++++ RECORDED INFORMATION
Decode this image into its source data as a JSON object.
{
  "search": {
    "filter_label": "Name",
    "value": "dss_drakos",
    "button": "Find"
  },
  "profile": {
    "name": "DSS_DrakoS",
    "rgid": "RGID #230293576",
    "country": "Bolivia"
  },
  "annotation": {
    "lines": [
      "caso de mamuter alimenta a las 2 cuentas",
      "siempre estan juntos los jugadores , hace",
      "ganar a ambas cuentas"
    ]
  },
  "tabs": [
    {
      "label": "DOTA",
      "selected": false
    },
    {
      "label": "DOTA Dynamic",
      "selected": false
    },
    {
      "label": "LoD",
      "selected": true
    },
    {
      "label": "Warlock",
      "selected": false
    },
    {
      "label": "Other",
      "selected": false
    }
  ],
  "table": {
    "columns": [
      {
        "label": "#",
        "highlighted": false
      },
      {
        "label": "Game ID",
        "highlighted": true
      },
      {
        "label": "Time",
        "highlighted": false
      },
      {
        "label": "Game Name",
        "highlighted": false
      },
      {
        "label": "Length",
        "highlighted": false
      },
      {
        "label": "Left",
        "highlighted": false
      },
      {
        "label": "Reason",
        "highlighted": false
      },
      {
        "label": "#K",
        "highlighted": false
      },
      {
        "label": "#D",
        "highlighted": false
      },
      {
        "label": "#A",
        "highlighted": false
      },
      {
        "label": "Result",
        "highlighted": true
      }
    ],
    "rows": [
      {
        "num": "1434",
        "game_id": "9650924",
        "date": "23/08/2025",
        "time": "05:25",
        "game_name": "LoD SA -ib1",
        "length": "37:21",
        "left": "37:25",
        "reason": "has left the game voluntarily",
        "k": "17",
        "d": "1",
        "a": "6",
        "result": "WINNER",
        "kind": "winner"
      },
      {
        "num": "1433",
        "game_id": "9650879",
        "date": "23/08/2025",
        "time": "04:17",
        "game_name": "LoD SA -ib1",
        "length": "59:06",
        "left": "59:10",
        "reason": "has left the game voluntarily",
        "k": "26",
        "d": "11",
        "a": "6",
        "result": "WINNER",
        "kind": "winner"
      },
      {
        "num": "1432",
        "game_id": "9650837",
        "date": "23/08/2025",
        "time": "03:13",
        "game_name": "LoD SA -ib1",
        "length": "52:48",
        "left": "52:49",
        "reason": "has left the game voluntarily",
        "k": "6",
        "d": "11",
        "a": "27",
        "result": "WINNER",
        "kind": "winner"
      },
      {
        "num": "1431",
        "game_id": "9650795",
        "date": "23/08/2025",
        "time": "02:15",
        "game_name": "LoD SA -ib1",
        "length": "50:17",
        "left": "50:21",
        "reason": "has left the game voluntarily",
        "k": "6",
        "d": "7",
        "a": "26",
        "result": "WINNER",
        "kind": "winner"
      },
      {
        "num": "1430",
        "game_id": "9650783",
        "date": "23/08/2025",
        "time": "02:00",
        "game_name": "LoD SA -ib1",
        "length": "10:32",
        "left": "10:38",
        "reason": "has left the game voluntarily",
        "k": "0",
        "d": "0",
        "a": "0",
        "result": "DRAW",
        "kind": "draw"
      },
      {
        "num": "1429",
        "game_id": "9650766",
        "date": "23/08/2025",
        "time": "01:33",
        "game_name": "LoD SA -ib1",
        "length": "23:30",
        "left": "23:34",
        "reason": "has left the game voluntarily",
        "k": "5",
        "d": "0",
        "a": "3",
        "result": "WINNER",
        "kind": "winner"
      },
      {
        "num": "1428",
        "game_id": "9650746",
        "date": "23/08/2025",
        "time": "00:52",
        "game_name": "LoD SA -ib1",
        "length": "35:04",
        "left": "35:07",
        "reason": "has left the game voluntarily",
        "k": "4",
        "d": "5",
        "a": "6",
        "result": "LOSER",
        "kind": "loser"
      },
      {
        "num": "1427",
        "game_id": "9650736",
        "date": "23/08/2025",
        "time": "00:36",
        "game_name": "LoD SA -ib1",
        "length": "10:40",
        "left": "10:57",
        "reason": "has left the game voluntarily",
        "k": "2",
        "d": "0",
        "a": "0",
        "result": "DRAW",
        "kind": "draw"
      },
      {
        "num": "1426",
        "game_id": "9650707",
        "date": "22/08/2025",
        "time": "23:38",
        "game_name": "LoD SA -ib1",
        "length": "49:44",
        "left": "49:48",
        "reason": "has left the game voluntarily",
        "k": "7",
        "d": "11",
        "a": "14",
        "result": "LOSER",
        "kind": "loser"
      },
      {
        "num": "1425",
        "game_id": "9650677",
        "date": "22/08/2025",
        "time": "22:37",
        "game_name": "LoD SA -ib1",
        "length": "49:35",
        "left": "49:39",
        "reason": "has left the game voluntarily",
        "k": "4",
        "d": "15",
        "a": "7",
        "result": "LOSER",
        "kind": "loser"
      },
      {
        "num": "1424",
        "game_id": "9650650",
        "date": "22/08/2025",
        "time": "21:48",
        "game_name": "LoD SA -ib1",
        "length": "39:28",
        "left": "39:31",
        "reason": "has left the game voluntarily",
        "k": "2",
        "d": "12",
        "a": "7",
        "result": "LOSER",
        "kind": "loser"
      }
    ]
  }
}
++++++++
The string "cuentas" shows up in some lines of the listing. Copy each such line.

      "caso de mamuter alimenta a las 2 cuentas",
      "ganar a ambas cuentas"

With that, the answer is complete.